I remember that after crying for several days, I finally said to myself, “Enough!” I prayed to God saying, “Please help me to love my baby, God. Help me to take care of him, and to have patience.” I kept thinking, “Give me hope that my baby will be able to live a normal life. If my son is born special, it will be because God wants him that way.”
On December 30th, 2012, Juan Elias, my third child, was born with Down syndrome. When the nurse put my baby on my chest she said, “Open your eyes, Mom. You have a special boy here.” That’s a moment I will never forget. I gave thanks to God because everything had gone well and, with tears in my eyes, I asked him to help me find the strength to love my child. “Don’t let me love my children differently, God. Let me love them all the same,” I pleaded.
After 18 months of therapy and care, five-year-old Juan Elias is starting to communicate with his family. Juan Elias’ health seemed to become more complicated every day. He was diagnosed with heart problems and his health worsened. For almost two years, we never seemed to leave the hospital. I thought I was going crazy. I didn’t have any support from my husband and it was too much for me to handle alone.
It was there, at my lowest point, when everything suddenly made sense to me. Every time that Juan Elias was almost dying with respiratory shocks, I fell in love with him even more. Juan Elias wasn’t dying, I was. Every time he got his breath back, I knew he was a gift. I asked God to heal him, to let Juan Elias live.

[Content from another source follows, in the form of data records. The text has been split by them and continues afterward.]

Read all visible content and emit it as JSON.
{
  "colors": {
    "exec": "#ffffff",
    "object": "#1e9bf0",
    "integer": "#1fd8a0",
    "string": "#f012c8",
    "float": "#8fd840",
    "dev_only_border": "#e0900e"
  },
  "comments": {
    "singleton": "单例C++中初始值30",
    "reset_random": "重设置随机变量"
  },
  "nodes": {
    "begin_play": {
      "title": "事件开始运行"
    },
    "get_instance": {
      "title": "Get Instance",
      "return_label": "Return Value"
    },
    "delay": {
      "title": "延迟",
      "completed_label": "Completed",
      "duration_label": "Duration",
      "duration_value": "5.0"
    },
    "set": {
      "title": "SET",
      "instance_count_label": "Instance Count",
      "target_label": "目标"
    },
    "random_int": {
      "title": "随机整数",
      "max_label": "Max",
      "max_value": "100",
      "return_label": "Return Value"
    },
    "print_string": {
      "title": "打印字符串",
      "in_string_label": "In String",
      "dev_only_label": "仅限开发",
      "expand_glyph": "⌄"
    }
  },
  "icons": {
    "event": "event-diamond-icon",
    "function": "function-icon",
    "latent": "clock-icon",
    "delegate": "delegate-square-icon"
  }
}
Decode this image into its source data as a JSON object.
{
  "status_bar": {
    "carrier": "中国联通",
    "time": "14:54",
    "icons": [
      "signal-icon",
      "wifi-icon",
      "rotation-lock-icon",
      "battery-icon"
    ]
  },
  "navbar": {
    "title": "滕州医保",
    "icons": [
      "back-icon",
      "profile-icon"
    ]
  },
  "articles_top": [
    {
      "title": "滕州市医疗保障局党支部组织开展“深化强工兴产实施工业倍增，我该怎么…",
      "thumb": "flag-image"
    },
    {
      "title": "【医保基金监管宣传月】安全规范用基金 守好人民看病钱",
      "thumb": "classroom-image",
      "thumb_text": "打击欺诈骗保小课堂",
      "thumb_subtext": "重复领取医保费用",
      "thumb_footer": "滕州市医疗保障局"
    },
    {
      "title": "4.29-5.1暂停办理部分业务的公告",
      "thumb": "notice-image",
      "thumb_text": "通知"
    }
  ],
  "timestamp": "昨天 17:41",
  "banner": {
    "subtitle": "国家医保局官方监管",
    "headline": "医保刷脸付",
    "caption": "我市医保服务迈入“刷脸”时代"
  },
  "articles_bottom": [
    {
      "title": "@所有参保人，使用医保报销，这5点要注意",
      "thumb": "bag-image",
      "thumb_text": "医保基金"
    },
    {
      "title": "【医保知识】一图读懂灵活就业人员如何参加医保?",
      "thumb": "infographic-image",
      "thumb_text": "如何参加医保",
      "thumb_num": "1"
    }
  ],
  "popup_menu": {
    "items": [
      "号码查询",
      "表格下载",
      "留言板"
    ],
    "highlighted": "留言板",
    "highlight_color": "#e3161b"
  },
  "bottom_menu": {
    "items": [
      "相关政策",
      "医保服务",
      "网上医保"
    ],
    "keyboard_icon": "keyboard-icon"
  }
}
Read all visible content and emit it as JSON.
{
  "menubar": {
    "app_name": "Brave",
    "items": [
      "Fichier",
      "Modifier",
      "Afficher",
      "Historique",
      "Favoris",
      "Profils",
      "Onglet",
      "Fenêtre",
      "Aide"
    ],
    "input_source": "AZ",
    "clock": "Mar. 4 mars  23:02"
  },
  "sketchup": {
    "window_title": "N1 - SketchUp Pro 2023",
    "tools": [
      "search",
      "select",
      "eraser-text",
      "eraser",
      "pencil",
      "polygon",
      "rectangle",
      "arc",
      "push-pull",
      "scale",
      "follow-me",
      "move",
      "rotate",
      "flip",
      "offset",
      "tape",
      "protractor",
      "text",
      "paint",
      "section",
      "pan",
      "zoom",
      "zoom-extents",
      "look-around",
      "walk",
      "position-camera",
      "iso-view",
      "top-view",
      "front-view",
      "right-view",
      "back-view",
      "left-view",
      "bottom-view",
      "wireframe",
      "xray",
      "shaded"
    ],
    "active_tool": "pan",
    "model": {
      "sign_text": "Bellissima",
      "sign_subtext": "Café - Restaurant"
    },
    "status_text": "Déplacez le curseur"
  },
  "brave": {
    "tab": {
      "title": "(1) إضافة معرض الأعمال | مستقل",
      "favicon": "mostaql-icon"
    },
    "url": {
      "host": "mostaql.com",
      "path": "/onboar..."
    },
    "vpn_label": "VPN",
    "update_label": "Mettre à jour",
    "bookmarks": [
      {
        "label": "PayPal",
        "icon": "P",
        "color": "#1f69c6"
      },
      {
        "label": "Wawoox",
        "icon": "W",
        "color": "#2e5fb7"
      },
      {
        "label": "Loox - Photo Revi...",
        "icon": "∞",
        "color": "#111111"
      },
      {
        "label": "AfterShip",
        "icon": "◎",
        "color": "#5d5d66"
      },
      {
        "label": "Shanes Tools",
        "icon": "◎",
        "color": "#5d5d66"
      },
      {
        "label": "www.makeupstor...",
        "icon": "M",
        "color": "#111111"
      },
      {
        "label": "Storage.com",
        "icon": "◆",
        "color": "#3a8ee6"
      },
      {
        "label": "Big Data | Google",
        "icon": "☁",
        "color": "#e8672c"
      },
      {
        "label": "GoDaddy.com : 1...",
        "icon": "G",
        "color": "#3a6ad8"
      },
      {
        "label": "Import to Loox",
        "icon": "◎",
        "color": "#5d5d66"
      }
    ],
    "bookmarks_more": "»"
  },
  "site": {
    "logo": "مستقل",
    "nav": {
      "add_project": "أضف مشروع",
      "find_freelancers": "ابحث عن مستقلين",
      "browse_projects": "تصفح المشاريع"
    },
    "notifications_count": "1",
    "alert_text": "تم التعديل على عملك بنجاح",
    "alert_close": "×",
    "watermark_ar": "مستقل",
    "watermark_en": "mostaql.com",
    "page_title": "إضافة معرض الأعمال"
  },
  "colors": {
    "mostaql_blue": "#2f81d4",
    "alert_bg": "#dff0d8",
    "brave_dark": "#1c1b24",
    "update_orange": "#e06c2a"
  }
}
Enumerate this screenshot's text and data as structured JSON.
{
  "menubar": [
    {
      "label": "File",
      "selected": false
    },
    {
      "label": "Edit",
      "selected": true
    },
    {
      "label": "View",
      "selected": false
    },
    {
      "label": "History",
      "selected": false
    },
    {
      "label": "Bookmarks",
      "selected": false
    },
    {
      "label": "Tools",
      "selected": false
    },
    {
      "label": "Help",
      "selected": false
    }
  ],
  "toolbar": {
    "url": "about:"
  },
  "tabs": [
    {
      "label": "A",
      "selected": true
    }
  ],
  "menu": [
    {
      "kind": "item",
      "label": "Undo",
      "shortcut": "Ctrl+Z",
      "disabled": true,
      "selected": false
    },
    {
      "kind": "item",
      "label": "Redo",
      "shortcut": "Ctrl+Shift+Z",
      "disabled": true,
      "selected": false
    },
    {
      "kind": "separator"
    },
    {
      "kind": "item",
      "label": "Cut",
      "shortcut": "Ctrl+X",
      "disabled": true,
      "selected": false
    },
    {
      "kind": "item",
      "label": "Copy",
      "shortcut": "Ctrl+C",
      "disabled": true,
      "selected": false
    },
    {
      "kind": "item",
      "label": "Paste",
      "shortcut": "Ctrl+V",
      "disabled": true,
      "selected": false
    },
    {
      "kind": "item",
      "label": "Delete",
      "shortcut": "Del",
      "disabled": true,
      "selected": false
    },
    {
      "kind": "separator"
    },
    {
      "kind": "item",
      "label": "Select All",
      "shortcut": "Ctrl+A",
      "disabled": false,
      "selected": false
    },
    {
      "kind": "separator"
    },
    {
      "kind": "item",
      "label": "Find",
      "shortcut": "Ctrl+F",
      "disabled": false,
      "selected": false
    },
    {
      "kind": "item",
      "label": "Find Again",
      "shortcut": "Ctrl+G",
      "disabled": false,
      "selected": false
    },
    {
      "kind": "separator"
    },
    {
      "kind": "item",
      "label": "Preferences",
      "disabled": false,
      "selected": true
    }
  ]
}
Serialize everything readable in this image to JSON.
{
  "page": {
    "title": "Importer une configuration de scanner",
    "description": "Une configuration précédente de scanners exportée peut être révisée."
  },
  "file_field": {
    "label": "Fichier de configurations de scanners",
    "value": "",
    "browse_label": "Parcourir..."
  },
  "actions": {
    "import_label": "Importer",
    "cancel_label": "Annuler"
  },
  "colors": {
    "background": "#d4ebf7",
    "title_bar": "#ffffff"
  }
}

When I started loving my little “Juanito,” everything began to improve.
Doctors told me that Juan Elias wouldn’t have a normal life. They explained that Juanito might never be able to walk or talk. Thanks to our faith, hard work, and support from CMMB, I’ve learned that even the best prognosis can be wrong. It takes a lot of work and discipline, but we try our best every day.
My son is special because he makes me be a better person every day. He makes me want to try harder. Little did I know what a huge blessing this child would bring to me.
Juan Elias is wonderful and strong. Watching him fighting for his life everyday, helps me to go through any life challenges with great faith. He is more special than other children, that’s for sure, but it is not because he has Down syndrome. My son is special because he makes me be a better person every day. He makes me want to try harder. Little did I know what a huge blessing this child would bring to me.
Sometimes we worry too much about how things are going to turn out. Then, we stop and realize that God has already taken care of it. God knows how much we can bear.
When we asked Méabh to share her thoughts about Anna and her son Juan Elias; about raising a children with Down syndrome in the context of poverty, this was her response:
“I have seen immense poverty and have a sense of just how challenging it is to raise a child with disabilities in that kind of environment. A major challenge can often be the limitations others put on our children, often due to a lack of understanding more than anything else. We as mothers – me and Anna and all those raising children with disabilities – we know our children better than anyone else, and we have a duty to keep believing in them and what they can achieve. If we give our children our love and we believe in them, they will blossom. No amount of money can buy that.”
Love is love. Sometimes the hardest thing, the thing we believe we cannot manage, turns out to be the very thing we needed. Sometimes the most important lessons are taught by the most unlikely teachers. Today, and every day, let us all try to see beyond what we define as limitations. Not all gifts look the same.
Their gift is the gift of the heart. – Jean Vanier, L’Arche